The Kaukau Trade
By: Dan Harris
The majority of kaukau (sweet potatoe) that you see in the local markers in Port Moresby come all the way from the highlands, mainly Goroka and Hagen.
The bags are packed by farmers and sold to buyers who have connections with individual wholesalers in the nations capital. The one major obstacle is getting them down from the highlands to Lae ports for shipment to Port Moresby.
So how do you solve that? Trucks with empty containers assist the buyers who wait along the highlands highway and flag the trucks down to transport the bags of kaukau to Lae wharf. About 150 bags can fit a 20ft container. However trying to wave down a truck has its own problems and many times truck drivers are unable to help leaving the buyer to wait for hours to try his luck on another passing truck.

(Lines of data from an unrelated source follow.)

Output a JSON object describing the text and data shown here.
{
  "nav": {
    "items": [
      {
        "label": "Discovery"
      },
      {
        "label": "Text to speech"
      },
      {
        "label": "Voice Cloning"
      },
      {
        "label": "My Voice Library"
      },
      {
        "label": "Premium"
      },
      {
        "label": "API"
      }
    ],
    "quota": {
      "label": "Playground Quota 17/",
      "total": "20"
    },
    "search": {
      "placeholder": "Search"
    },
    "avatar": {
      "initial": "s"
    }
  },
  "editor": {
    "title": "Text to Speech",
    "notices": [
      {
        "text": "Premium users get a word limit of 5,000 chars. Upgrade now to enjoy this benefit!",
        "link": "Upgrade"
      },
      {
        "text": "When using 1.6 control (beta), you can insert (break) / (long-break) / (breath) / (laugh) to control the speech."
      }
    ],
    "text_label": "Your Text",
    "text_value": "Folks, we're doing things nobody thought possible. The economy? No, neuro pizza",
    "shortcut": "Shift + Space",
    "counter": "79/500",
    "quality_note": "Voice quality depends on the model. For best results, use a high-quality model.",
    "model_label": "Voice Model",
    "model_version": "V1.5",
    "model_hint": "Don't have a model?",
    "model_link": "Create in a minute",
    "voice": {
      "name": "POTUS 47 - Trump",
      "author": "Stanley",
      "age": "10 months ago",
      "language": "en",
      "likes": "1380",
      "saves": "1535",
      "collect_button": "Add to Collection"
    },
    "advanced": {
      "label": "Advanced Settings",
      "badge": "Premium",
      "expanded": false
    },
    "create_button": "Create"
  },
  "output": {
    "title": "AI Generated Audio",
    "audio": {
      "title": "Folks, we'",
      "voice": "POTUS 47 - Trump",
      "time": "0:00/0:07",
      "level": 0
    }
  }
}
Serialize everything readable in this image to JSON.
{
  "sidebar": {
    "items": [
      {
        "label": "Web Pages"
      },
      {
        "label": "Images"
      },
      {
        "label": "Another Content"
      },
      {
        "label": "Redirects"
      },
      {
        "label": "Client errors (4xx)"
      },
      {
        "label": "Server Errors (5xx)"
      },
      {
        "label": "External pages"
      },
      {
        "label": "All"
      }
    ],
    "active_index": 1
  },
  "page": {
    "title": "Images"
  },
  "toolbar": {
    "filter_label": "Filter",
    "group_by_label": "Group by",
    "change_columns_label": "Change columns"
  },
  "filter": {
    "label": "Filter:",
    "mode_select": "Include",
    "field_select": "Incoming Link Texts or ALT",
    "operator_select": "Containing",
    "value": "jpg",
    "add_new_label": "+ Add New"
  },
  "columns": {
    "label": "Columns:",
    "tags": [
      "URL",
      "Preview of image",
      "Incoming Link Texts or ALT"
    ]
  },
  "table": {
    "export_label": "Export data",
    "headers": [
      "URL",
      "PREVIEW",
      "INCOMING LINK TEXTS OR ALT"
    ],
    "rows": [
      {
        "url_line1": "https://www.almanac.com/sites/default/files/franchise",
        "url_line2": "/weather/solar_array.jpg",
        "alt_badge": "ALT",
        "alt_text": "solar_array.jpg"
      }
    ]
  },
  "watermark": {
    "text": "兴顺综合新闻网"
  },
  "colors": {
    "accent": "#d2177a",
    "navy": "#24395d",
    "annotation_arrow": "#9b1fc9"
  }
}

It simply is hard work.
When you think about it, all that effort over the years has ensured that families in Pom are fed and in return ensuring the sustainability of the trade and continued supply of kaukau and veges all the way from the highlands.

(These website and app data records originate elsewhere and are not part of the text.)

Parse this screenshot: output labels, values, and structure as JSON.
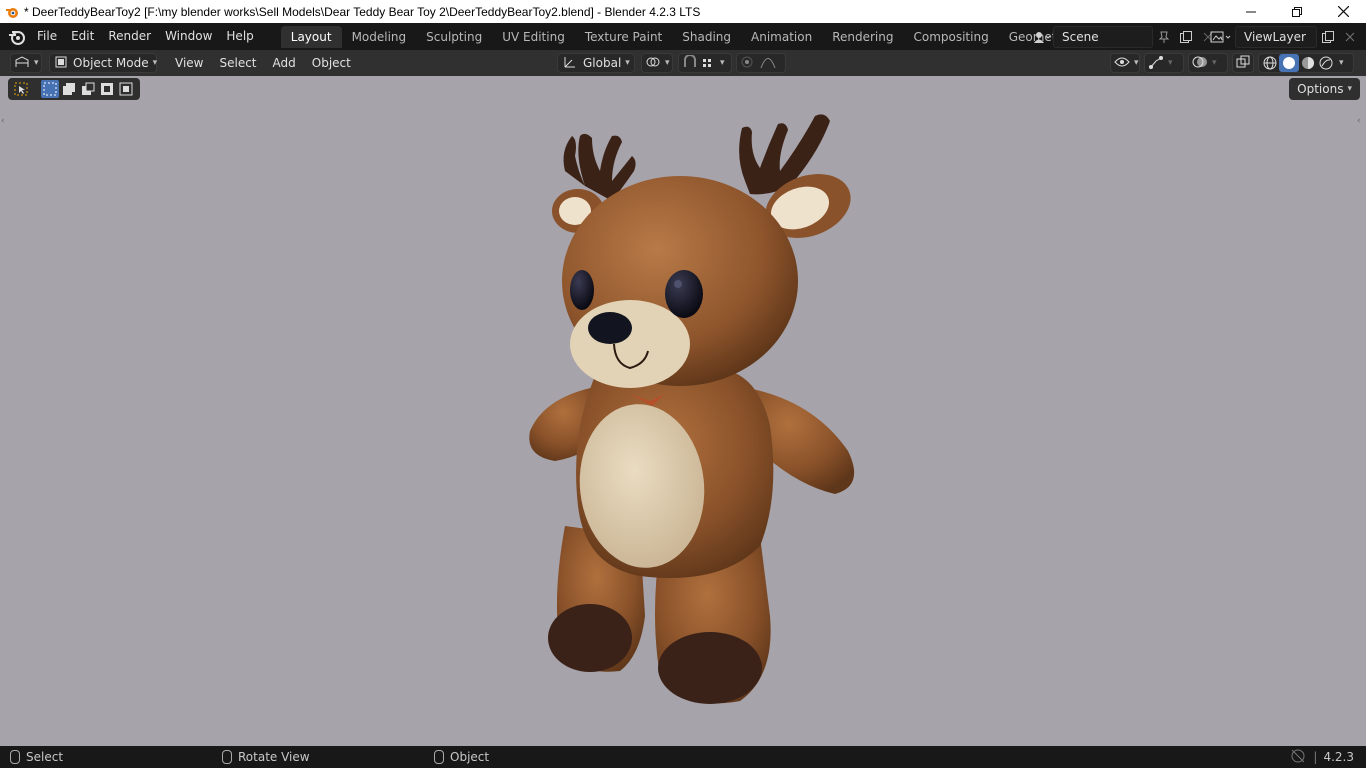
{
  "window": {
    "title": "* DeerTeddyBearToy2 [F:\\my blender works\\Sell Models\\Dear Teddy Bear Toy 2\\DeerTeddyBearToy2.blend] - Blender 4.2.3 LTS",
    "minimize_icon": "minimize-icon",
    "maximize_icon": "restore-icon",
    "close_icon": "close-icon"
  },
  "menu": {
    "items": [
      "File",
      "Edit",
      "Render",
      "Window",
      "Help"
    ]
  },
  "workspaces": {
    "tabs": [
      "Layout",
      "Modeling",
      "Sculpting",
      "UV Editing",
      "Texture Paint",
      "Shading",
      "Animation",
      "Rendering",
      "Compositing",
      "Geometry Nodes"
    ],
    "active": "Layout"
  },
  "scene": {
    "name": "Scene"
  },
  "view_layer": {
    "name": "ViewLayer"
  },
  "viewport_header": {
    "mode": "Object Mode",
    "menus": [
      "View",
      "Select",
      "Add",
      "Object"
    ],
    "transform_orientation": "Global"
  },
  "viewport": {
    "options_label": "Options",
    "background_color": "#a6a3aa"
  },
  "statusbar": {
    "select": "Select",
    "rotate": "Rotate View",
    "object": "Object",
    "version": "4.2.3"
  }
}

Shipping firms such as Consort and Bismark have helped by providing the buyers with special containers to ship the produce to POM. These containers have slits cut along the sides of the container for ventilation to prevent sweating which can spoil the product. Once the bags reach Motukea wharf, the owner of the bags who normally reside in the city get to work and arrange to load the bags onto Dyna trucks for distribution to local markets throughout the city.
It is quite a well organised trade but one that needs innovation to help improve the supply chain and potentially help farmers participate in the export market of kaukau and other home grown vegetables. We have the land and the manpower to achieve that, it only takes vision, willing investors and the people to return to the land in order to participate and help export our products to overseas markets and meet international food demands.